(App and web page records)
▬▬▬▬▬▬
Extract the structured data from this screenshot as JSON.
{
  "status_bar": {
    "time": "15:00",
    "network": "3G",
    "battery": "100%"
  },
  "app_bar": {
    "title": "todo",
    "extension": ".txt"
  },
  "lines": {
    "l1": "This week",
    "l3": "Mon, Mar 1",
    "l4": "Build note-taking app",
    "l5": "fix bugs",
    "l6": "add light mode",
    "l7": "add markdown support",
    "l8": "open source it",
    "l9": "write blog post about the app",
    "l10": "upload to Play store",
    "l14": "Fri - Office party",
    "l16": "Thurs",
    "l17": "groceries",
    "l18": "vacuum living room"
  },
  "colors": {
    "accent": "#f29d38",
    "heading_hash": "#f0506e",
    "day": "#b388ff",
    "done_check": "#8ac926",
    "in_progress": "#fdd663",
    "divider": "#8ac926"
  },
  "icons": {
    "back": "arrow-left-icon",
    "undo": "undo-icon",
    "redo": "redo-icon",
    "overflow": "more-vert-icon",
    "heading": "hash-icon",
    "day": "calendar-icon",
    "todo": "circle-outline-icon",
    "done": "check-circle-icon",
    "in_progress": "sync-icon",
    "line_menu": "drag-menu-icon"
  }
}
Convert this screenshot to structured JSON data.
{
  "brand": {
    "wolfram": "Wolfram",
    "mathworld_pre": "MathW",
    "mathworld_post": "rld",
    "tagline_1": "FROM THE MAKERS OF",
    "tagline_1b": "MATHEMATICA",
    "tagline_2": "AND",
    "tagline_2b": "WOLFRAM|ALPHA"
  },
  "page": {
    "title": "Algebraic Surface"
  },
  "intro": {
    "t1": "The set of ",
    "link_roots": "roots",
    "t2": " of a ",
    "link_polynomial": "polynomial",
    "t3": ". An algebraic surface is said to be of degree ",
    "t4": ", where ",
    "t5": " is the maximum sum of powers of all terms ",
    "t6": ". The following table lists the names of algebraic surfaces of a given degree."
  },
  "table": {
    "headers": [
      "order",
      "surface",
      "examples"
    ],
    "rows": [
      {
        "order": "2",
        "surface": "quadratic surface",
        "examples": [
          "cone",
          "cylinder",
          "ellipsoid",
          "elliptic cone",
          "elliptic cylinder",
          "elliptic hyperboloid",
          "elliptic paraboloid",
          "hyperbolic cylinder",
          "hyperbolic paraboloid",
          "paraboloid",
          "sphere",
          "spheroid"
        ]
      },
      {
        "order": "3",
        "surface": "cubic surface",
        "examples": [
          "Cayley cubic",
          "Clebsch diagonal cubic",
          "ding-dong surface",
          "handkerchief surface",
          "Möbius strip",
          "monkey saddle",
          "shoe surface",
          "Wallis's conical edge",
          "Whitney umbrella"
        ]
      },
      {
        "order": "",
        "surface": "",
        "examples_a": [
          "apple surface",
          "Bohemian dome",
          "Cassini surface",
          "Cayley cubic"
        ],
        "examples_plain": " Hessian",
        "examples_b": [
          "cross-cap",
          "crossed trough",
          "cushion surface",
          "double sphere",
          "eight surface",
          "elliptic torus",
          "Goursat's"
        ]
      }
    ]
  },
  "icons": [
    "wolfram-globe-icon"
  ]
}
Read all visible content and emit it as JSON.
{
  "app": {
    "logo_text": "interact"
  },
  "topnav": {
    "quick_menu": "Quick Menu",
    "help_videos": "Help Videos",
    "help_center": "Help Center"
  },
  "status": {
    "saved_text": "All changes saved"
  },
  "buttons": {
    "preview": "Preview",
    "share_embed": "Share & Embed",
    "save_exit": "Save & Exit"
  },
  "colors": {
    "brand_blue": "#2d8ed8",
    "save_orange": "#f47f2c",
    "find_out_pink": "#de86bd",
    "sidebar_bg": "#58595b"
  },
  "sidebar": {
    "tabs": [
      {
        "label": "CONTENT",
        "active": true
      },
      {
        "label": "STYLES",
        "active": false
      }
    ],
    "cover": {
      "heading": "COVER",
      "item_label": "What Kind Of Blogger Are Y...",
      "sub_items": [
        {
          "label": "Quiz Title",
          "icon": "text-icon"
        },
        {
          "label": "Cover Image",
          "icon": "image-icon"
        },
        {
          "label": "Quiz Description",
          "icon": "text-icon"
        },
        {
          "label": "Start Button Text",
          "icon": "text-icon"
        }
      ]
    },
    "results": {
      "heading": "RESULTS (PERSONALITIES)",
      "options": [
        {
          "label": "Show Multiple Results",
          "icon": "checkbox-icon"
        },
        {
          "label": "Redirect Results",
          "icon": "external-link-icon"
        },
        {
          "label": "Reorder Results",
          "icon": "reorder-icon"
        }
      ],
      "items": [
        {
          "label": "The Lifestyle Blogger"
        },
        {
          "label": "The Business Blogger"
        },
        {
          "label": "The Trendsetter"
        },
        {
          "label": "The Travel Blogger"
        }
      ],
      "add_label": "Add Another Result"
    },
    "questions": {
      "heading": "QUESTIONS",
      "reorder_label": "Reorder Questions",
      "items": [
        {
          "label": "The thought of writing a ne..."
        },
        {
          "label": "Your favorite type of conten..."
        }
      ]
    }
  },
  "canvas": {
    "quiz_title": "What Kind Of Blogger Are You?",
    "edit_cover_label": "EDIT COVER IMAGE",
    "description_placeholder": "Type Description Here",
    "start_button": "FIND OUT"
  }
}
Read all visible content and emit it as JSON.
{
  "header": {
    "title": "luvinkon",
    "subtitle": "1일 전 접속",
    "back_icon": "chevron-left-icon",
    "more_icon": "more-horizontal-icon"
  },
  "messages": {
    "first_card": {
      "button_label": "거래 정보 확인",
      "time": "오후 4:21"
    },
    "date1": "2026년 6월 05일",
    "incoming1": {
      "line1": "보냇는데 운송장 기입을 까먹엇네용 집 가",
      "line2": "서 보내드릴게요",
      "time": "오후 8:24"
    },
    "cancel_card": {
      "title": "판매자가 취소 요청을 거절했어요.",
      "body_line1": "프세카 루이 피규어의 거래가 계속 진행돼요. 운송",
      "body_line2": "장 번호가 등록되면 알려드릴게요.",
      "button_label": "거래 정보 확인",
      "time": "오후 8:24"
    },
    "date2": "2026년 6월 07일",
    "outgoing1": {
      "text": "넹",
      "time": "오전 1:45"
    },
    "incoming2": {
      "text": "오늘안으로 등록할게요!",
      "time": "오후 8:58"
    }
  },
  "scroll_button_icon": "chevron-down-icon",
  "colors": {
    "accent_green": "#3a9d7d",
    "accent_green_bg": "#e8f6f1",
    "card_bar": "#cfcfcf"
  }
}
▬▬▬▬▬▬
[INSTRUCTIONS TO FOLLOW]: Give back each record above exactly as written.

[ANSWER AREA]:
Extract the structured data from this screenshot as JSON.
{
  "status_bar": {
    "time": "15:00",
    "network": "3G",
    "battery": "100%"
  },
  "app_bar": {
    "title": "todo",
    "extension": ".txt"
  },
  "lines": {
    "l1": "This week",
    "l3": "Mon, Mar 1",
    "l4": "Build note-taking app",
    "l5": "fix bugs",
    "l6": "add light mode",
    "l7": "add markdown support",
    "l8": "open source it",
    "l9": "write blog post about the app",
    "l10": "upload to Play store",
    "l14": "Fri - Office party",
    "l16": "Thurs",
    "l17": "groceries",
    "l18": "vacuum living room"
  },
  "colors": {
    "accent": "#f29d38",
    "heading_hash": "#f0506e",
    "day": "#b388ff",
    "done_check": "#8ac926",
    "in_progress": "#fdd663",
    "divider": "#8ac926"
  },
  "icons": {
    "back": "arrow-left-icon",
    "undo": "undo-icon",
    "redo": "redo-icon",
    "overflow": "more-vert-icon",
    "heading": "hash-icon",
    "day": "calendar-icon",
    "todo": "circle-outline-icon",
    "done": "check-circle-icon",
    "in_progress": "sync-icon",
    "line_menu": "drag-menu-icon"
  }
}
Convert this screenshot to structured JSON data.
{
  "brand": {
    "wolfram": "Wolfram",
    "mathworld_pre": "MathW",
    "mathworld_post": "rld",
    "tagline_1": "FROM THE MAKERS OF",
    "tagline_1b": "MATHEMATICA",
    "tagline_2": "AND",
    "tagline_2b": "WOLFRAM|ALPHA"
  },
  "page": {
    "title": "Algebraic Surface"
  },
  "intro": {
    "t1": "The set of ",
    "link_roots": "roots",
    "t2": " of a ",
    "link_polynomial": "polynomial",
    "t3": ". An algebraic surface is said to be of degree ",
    "t4": ", where ",
    "t5": " is the maximum sum of powers of all terms ",
    "t6": ". The following table lists the names of algebraic surfaces of a given degree."
  },
  "table": {
    "headers": [
      "order",
      "surface",
      "examples"
    ],
    "rows": [
      {
        "order": "2",
        "surface": "quadratic surface",
        "examples": [
          "cone",
          "cylinder",
          "ellipsoid",
          "elliptic cone",
          "elliptic cylinder",
          "elliptic hyperboloid",
          "elliptic paraboloid",
          "hyperbolic cylinder",
          "hyperbolic paraboloid",
          "paraboloid",
          "sphere",
          "spheroid"
        ]
      },
      {
        "order": "3",
        "surface": "cubic surface",
        "examples": [
          "Cayley cubic",
          "Clebsch diagonal cubic",
          "ding-dong surface",
          "handkerchief surface",
          "Möbius strip",
          "monkey saddle",
          "shoe surface",
          "Wallis's conical edge",
          "Whitney umbrella"
        ]
      },
      {
        "order": "",
        "surface": "",
        "examples_a": [
          "apple surface",
          "Bohemian dome",
          "Cassini surface",
          "Cayley cubic"
        ],
        "examples_plain": " Hessian",
        "examples_b": [
          "cross-cap",
          "crossed trough",
          "cushion surface",
          "double sphere",
          "eight surface",
          "elliptic torus",
          "Goursat's"
        ]
      }
    ]
  },
  "icons": [
    "wolfram-globe-icon"
  ]
}
Read all visible content and emit it as JSON.
{
  "app": {
    "logo_text": "interact"
  },
  "topnav": {
    "quick_menu": "Quick Menu",
    "help_videos": "Help Videos",
    "help_center": "Help Center"
  },
  "status": {
    "saved_text": "All changes saved"
  },
  "buttons": {
    "preview": "Preview",
    "share_embed": "Share & Embed",
    "save_exit": "Save & Exit"
  },
  "colors": {
    "brand_blue": "#2d8ed8",
    "save_orange": "#f47f2c",
    "find_out_pink": "#de86bd",
    "sidebar_bg": "#58595b"
  },
  "sidebar": {
    "tabs": [
      {
        "label": "CONTENT",
        "active": true
      },
      {
        "label": "STYLES",
        "active": false
      }
    ],
    "cover": {
      "heading": "COVER",
      "item_label": "What Kind Of Blogger Are Y...",
      "sub_items": [
        {
          "label": "Quiz Title",
          "icon": "text-icon"
        },
        {
          "label": "Cover Image",
          "icon": "image-icon"
        },
        {
          "label": "Quiz Description",
          "icon": "text-icon"
        },
        {
          "label": "Start Button Text",
          "icon": "text-icon"
        }
      ]
    },
    "results": {
      "heading": "RESULTS (PERSONALITIES)",
      "options": [
        {
          "label": "Show Multiple Results",
          "icon": "checkbox-icon"
        },
        {
          "label": "Redirect Results",
          "icon": "external-link-icon"
        },
        {
          "label": "Reorder Results",
          "icon": "reorder-icon"
        }
      ],
      "items": [
        {
          "label": "The Lifestyle Blogger"
        },
        {
          "label": "The Business Blogger"
        },
        {
          "label": "The Trendsetter"
        },
        {
          "label": "The Travel Blogger"
        }
      ],
      "add_label": "Add Another Result"
    },
    "questions": {
      "heading": "QUESTIONS",
      "reorder_label": "Reorder Questions",
      "items": [
        {
          "label": "The thought of writing a ne..."
        },
        {
          "label": "Your favorite type of conten..."
        }
      ]
    }
  },
  "canvas": {
    "quiz_title": "What Kind Of Blogger Are You?",
    "edit_cover_label": "EDIT COVER IMAGE",
    "description_placeholder": "Type Description Here",
    "start_button": "FIND OUT"
  }
}
Read all visible content and emit it as JSON.
{
  "header": {
    "title": "luvinkon",
    "subtitle": "1일 전 접속",
    "back_icon": "chevron-left-icon",
    "more_icon": "more-horizontal-icon"
  },
  "messages": {
    "first_card": {
      "button_label": "거래 정보 확인",
      "time": "오후 4:21"
    },
    "date1": "2026년 6월 05일",
    "incoming1": {
      "line1": "보냇는데 운송장 기입을 까먹엇네용 집 가",
      "line2": "서 보내드릴게요",
      "time": "오후 8:24"
    },
    "cancel_card": {
      "title": "판매자가 취소 요청을 거절했어요.",
      "body_line1": "프세카 루이 피규어의 거래가 계속 진행돼요. 운송",
      "body_line2": "장 번호가 등록되면 알려드릴게요.",
      "button_label": "거래 정보 확인",
      "time": "오후 8:24"
    },
    "date2": "2026년 6월 07일",
    "outgoing1": {
      "text": "넹",
      "time": "오전 1:45"
    },
    "incoming2": {
      "text": "오늘안으로 등록할게요!",
      "time": "오후 8:58"
    }
  },
  "scroll_button_icon": "chevron-down-icon",
  "colors": {
    "accent_green": "#3a9d7d",
    "accent_green_bg": "#e8f6f1",
    "card_bar": "#cfcfcf"
  }
}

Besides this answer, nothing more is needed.